July 14. In order to "legally" run for President of Cuba, Batista turns over the presidency to Dr. Andrés Domingo Morales del Castillo.
September 11. Poet Emilio Ballagas dies in Havana.
October. Castro's speech "History Will Absolve Me" is published and circulated throughout the island.
January 23. Appointed president Andrés Domingo Morales signs a law that prohibits civil courts from taking on crimes by military personnel.
January 28. On the anniversary of Martí's birth, a group of people marching to where Martí is buried in Santiago de Cuba is attacked by the police.
February 6. U.S. Vice-President Richard Nixon arrives in Cuba.
February 11. In a letter sent from the U.S., Carlos Prío and other moderates ask Richard Nixon to pressure Batista to step down.

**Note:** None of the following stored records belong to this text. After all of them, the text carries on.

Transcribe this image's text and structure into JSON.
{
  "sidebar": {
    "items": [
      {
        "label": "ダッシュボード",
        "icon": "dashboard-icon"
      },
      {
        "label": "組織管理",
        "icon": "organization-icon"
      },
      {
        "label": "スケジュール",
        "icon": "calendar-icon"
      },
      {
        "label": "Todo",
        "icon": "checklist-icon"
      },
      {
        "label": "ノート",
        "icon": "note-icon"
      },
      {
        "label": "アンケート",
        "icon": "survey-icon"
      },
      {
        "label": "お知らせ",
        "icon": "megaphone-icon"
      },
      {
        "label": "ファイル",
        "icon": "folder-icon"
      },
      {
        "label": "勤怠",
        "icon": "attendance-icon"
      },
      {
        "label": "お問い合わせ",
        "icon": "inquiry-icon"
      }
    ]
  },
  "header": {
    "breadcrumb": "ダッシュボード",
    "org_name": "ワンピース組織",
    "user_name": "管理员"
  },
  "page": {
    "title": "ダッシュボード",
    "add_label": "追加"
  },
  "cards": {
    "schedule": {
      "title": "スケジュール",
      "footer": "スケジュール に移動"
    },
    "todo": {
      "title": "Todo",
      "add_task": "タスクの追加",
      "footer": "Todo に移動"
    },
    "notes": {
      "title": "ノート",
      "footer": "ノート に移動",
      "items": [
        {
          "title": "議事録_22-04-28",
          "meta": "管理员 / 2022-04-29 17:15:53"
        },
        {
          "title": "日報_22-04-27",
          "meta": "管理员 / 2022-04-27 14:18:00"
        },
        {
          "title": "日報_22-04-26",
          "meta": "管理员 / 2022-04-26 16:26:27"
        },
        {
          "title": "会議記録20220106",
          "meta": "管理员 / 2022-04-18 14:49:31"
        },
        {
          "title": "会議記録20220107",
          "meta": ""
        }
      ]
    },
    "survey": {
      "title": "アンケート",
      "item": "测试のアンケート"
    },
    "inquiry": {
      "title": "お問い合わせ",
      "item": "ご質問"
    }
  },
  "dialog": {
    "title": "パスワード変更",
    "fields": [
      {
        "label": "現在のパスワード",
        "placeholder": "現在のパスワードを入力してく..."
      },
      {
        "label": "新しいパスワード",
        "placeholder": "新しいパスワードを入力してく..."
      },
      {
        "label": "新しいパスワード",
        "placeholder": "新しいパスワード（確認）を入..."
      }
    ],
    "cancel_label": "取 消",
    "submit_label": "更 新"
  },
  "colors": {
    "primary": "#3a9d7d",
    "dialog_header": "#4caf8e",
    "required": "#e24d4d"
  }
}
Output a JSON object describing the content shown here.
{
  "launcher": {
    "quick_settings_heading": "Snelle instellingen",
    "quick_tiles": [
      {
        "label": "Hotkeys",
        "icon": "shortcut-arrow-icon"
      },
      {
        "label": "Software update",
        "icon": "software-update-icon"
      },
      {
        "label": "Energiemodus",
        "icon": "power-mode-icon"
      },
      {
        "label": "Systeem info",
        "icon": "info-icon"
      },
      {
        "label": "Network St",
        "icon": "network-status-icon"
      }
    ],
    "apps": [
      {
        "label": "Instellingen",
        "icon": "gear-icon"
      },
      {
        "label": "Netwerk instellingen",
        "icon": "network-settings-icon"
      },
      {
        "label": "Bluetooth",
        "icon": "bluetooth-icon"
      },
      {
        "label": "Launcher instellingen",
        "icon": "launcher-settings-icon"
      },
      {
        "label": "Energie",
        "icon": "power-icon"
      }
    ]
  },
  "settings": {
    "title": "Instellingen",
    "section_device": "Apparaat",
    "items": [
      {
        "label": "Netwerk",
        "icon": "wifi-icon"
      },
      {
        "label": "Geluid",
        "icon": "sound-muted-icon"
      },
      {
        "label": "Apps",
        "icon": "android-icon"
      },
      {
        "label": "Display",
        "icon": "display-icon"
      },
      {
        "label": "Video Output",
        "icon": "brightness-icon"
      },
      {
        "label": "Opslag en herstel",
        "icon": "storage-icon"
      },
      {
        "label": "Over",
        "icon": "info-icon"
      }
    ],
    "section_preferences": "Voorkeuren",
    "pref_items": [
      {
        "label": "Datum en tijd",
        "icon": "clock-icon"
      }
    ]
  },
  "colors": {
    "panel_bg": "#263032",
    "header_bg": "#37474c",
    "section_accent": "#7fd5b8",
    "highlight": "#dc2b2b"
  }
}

February 25. General Fulgencio Batista is inaugurated as President of Cuba. Rafael Guas Inclán is Vice President.
April. Head of the CIA, Allan Dulles, visits Cuba to organize the Bureau for the Repression of Communist Activities (BRAC).
May 15. Fidel Castro and other veterans of the attack on the Moncada Army Barracks are released from prison in a general amnesty.
June 24. Fidel Castro leaves for Mexico.